I noticed in your recent review of the Lewitt LCT 1040 microphone that it has a switchable 120Hz 6dB/octave high‑pass filter, for countering the proximity effect. If my microphone doesn’t have this feature, can I just set up the same thing in my DAW channel EQ — would that have the same effect? My microphone has only an 80Hz high‑pass filter and I tend to get too close to it and sing quietly too. So having this feature to reduce the proximity effect would be very useful. Hopefully my plan will work, as that Lewitt model is a little out of my price range!
SOS Forum Post
SOS Technical Editor Hugh Robjohns replies: Yes, you can replicate this in your DAW, and yes it will have broadly the same effect. However, performing this filtering within the microphone’s impedance conversion circuitry maximises the mic’s internal headroom and reduces the risk of excessive bass energy overloading any mic preamp the mic is plugged into. Nevertheless, when working with sources of moderate SPLs you can certainly apply a suitable corrective EQ in the DAW to achieve the desired effect.
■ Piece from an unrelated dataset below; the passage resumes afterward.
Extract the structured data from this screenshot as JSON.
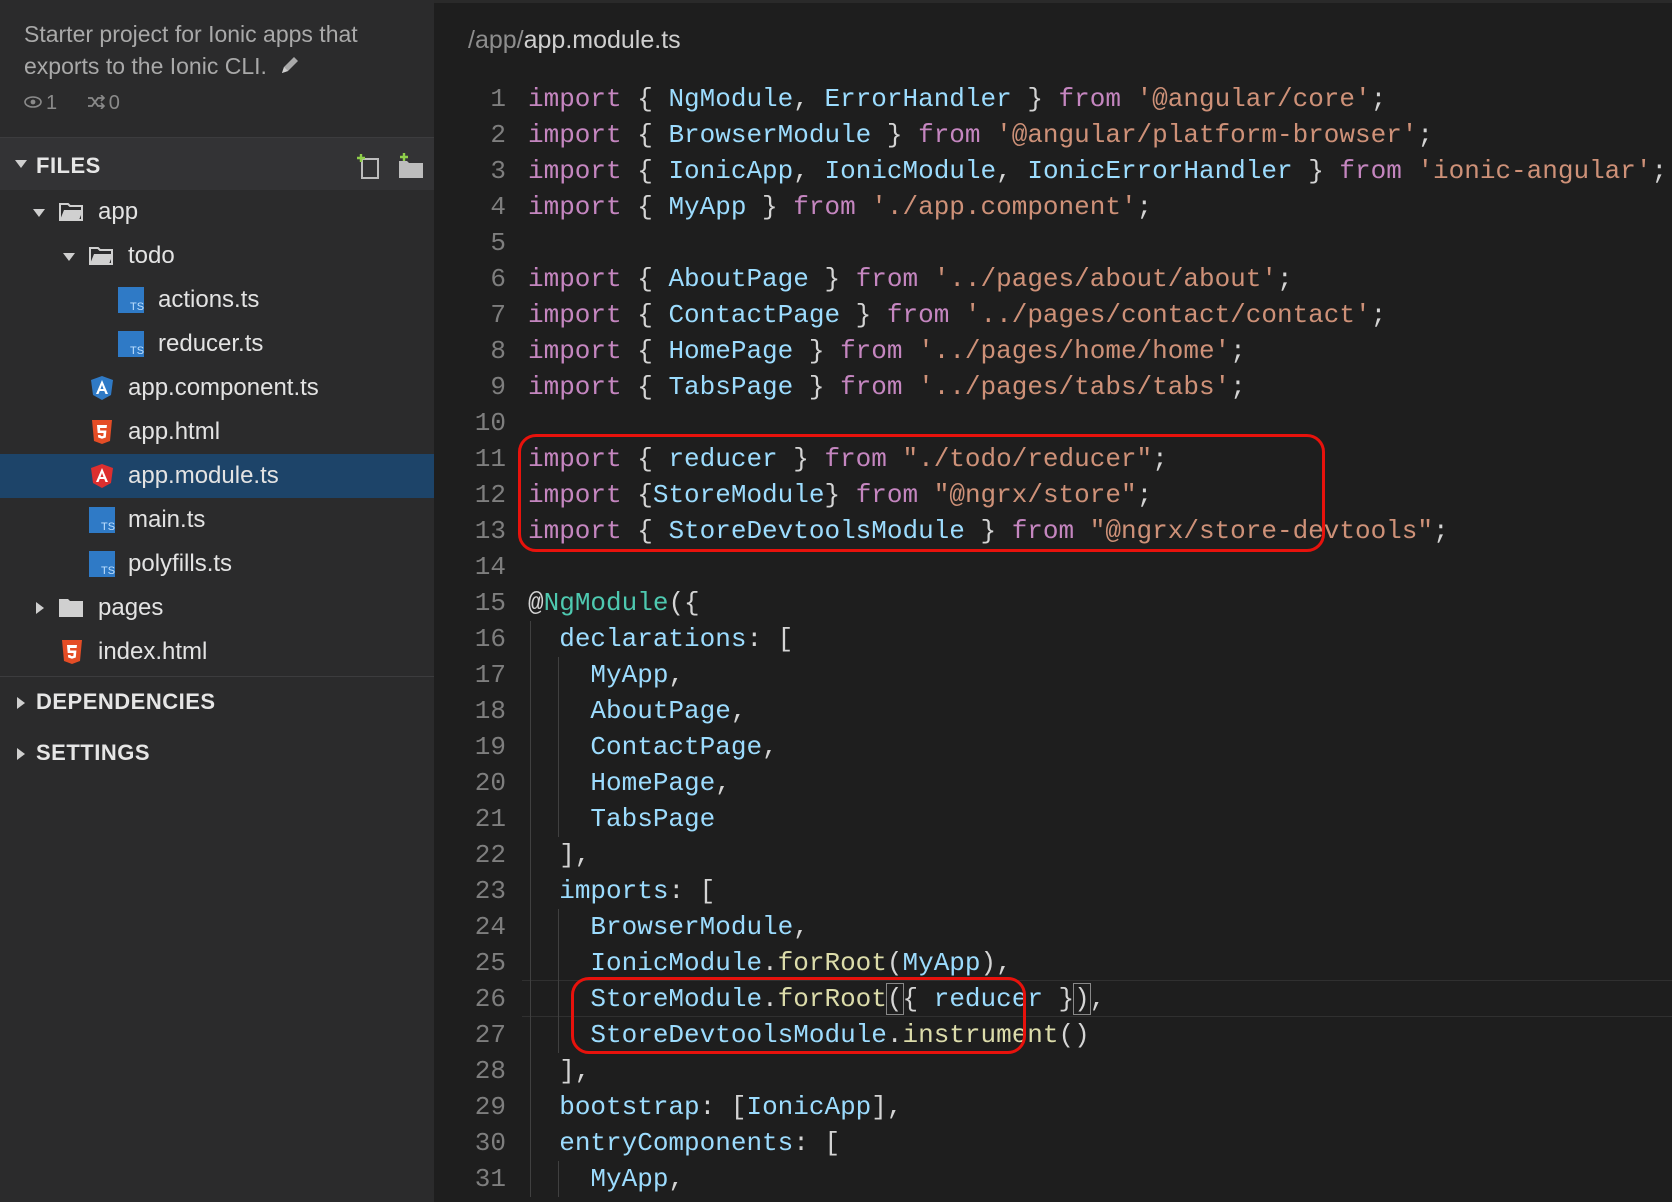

I’d start with a low‑shelf cut starting around 150Hz and experiment with the parameters to obtain the most natural‑sounding low‑end balance.
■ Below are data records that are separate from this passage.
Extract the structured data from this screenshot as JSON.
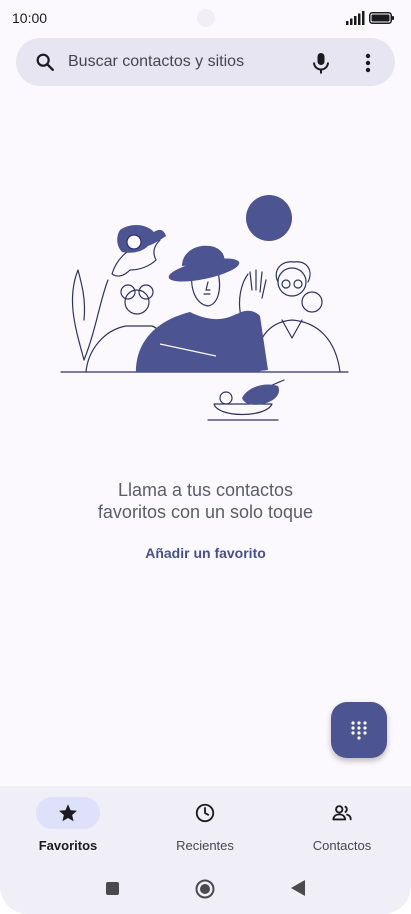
{
  "status_bar": {
    "time": "10:00"
  },
  "search": {
    "placeholder": "Buscar contactos y sitios"
  },
  "empty_state": {
    "title_line1": "Llama a tus contactos",
    "title_line2": "favoritos con un solo toque",
    "action_label": "Añadir un favorito"
  },
  "bottom_nav": {
    "items": [
      {
        "label": "Favoritos",
        "icon": "star-icon",
        "active": true
      },
      {
        "label": "Recientes",
        "icon": "clock-icon",
        "active": false
      },
      {
        "label": "Contactos",
        "icon": "people-icon",
        "active": false
      }
    ]
  },
  "colors": {
    "accent": "#4c5592",
    "background": "#fbf8fe",
    "search_bar": "#e7e5f2",
    "nav_bar": "#f0eef7",
    "active_pill": "#dde1f9"
  }
}
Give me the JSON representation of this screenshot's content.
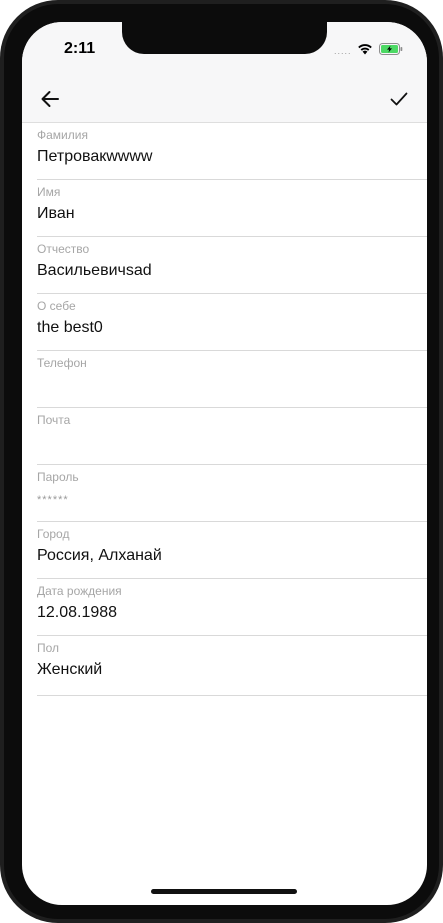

It’s worth adding that the filter options typically included in capacitor microphones are designed to do one of two things, and some mics have only one type or the other, while others have both. The Lewitt LCT 1040 has both types. The first, which you’re talking about, is the proximity effect filter. This is designed to correct for the bass boost introduced when the mic is placed very close to a source. It can be recognised easily, as it always has a gentle, 6dB/octave slope and generally has a turnover frequency above 100Hz (typically somewhere between 100Hz and 200Hz). The second type, known as a rumble filter, is intended to remove unwanted subsonic noise, which can be caused by mechanical vibrations or air currents. This kind of filter generally has a much steeper slope (12 or even 18 dB/octave) and always starts below 100Hz. Typical examples have turnover frequencies of 80, 60, or 40Hz, all well below the useful frequency content of speech/vocals and most acoustic instruments.